* _WHAT NEEDS TO BE DONE_: Every line in the entries that holds the word "subtitle" counts toward the answer, which should be a single number.

(DATA FOR PROCESSING Opens)

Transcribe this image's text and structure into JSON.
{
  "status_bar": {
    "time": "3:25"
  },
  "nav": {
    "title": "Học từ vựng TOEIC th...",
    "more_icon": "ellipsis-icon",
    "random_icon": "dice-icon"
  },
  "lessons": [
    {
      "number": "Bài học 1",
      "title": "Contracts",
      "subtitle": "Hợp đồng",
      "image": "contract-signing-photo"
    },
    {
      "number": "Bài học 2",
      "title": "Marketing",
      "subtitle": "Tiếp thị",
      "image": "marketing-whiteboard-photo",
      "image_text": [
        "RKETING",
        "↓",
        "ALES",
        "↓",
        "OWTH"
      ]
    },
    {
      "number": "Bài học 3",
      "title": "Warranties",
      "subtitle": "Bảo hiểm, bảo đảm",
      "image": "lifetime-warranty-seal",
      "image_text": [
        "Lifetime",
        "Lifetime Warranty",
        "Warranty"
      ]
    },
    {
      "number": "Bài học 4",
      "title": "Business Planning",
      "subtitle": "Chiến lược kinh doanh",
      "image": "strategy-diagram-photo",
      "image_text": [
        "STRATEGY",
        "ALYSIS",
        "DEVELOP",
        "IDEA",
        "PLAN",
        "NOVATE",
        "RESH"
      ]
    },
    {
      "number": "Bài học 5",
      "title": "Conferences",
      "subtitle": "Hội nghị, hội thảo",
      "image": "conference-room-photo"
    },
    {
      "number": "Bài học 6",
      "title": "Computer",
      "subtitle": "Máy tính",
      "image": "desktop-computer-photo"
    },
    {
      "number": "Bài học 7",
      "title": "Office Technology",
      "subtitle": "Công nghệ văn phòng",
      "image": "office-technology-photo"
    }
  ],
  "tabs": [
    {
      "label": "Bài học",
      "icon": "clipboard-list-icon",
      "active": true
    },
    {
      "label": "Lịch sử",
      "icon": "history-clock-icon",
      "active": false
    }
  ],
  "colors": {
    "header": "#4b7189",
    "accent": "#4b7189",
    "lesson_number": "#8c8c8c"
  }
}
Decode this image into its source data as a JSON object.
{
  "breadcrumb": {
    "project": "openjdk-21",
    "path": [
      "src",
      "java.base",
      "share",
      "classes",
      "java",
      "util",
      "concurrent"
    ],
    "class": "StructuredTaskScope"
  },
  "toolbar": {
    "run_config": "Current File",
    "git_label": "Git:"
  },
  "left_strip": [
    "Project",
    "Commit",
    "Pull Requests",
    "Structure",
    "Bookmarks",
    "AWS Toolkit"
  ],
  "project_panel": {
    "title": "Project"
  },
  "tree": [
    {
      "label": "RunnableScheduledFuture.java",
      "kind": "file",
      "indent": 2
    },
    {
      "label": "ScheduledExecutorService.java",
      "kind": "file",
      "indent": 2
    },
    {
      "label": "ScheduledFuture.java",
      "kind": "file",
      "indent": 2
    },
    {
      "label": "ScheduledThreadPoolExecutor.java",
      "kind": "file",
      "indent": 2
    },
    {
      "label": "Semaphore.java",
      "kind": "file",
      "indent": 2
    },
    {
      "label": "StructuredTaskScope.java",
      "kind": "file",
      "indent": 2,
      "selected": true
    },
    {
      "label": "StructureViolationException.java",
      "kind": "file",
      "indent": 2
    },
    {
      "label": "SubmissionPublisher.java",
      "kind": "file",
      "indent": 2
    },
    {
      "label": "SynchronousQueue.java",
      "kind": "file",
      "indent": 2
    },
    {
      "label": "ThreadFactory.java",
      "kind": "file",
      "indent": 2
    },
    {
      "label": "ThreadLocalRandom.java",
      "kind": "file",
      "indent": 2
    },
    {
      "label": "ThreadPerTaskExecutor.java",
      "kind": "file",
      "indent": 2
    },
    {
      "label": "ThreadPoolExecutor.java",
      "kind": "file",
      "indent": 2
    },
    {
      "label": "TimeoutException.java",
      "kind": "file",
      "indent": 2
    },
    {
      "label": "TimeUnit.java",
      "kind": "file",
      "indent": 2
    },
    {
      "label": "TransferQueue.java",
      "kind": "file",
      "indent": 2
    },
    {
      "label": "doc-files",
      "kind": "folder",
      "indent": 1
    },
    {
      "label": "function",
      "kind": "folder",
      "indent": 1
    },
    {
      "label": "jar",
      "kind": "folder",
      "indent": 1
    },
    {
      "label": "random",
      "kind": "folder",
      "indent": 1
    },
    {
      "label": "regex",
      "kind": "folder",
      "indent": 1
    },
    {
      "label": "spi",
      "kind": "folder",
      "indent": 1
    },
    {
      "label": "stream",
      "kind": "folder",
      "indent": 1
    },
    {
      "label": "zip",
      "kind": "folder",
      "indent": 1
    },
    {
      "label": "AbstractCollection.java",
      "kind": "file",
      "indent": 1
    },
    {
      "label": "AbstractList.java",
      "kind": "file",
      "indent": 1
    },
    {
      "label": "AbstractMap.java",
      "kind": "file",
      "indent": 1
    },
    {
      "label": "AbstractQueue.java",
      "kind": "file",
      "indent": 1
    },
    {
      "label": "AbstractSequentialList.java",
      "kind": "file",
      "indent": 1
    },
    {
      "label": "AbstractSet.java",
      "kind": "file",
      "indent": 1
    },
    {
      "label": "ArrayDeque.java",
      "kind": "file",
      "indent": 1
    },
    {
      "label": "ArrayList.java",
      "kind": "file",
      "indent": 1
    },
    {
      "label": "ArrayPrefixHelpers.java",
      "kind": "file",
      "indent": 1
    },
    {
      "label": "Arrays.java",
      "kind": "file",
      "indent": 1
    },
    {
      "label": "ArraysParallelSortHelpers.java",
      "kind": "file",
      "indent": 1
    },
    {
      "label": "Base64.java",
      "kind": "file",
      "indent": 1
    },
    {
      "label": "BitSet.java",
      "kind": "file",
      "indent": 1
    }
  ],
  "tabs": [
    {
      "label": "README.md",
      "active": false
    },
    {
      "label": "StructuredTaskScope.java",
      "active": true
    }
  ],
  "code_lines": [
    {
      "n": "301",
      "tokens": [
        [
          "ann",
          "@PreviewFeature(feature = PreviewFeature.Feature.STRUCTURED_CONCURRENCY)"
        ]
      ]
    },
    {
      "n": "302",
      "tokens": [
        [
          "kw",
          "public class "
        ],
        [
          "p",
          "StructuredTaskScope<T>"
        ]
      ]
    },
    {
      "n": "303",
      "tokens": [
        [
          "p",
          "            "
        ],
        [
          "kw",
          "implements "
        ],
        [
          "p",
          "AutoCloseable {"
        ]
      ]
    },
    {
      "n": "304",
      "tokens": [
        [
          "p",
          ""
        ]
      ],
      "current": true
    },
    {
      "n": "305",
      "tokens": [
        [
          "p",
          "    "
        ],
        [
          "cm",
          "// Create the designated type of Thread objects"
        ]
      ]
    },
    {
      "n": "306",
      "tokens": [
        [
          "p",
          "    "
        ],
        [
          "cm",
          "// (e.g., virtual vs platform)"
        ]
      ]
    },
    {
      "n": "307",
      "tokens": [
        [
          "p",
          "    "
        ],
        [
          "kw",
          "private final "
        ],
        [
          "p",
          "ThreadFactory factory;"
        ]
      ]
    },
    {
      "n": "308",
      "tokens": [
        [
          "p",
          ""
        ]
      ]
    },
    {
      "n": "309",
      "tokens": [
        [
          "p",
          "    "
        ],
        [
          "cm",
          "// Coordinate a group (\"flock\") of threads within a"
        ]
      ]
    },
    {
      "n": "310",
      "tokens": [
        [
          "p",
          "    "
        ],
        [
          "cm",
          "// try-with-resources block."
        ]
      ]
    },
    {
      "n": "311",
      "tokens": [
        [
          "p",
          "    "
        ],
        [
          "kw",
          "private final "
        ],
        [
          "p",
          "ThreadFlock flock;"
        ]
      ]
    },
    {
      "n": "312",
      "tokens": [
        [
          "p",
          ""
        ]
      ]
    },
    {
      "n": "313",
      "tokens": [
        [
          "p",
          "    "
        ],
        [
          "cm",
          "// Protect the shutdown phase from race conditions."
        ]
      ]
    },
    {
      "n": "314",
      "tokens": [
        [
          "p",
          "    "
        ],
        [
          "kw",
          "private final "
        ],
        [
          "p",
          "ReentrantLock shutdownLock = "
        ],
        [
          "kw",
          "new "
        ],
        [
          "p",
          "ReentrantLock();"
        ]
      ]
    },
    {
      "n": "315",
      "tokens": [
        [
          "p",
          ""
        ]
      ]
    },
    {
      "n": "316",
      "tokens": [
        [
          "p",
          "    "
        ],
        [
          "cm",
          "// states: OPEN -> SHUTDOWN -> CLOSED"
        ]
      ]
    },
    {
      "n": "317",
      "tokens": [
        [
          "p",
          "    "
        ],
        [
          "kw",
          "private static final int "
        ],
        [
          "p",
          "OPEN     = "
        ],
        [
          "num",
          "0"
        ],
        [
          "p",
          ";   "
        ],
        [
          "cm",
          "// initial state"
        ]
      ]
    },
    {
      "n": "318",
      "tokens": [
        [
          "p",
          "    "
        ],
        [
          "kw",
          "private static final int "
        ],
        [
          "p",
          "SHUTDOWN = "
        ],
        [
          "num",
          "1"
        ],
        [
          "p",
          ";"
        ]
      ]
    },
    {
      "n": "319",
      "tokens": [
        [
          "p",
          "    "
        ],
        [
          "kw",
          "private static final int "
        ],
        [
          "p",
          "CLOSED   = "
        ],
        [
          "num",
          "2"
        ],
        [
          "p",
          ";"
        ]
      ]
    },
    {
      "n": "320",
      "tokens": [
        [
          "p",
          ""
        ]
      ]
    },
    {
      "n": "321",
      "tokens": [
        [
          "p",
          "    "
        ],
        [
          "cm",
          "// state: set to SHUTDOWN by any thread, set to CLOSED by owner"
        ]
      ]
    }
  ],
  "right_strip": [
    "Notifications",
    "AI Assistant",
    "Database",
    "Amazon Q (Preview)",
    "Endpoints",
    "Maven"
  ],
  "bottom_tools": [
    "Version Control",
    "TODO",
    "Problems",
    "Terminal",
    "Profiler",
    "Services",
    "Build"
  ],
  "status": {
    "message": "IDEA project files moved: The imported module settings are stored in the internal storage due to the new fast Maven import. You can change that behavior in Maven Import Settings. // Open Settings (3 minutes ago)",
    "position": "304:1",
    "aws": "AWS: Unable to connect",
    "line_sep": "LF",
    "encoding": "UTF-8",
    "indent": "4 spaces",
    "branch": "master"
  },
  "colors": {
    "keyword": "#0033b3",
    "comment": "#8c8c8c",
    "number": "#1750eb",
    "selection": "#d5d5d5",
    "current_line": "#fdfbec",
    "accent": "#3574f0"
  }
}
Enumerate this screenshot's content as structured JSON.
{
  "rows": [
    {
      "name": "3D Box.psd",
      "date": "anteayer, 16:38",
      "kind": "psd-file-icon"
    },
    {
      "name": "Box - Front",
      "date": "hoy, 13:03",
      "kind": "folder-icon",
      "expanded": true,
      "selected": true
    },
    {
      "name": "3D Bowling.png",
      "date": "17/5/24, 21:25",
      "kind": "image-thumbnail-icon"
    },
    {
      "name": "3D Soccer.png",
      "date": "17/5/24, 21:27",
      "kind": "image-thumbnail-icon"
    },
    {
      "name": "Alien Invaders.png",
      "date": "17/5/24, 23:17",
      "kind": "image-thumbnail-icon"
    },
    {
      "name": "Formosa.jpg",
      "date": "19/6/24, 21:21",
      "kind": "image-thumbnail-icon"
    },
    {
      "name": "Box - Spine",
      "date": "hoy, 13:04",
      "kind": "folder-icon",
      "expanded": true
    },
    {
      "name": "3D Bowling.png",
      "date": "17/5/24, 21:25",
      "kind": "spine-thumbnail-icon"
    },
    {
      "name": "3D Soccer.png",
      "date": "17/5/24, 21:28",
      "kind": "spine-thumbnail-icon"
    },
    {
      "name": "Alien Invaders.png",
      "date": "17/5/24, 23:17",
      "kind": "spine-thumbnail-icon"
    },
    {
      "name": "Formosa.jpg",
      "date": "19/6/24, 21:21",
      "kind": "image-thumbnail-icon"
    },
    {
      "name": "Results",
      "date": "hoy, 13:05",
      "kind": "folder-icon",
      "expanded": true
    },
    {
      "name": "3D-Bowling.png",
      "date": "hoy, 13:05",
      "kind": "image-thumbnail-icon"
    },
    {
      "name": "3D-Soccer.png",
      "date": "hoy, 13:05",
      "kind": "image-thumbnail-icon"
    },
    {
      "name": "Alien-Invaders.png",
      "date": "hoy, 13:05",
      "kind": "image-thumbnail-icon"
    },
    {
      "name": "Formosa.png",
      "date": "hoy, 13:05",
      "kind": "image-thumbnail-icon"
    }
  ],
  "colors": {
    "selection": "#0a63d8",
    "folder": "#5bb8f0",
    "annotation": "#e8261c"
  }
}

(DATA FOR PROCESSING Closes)

* _OUTPUT OF THE TASK_: 7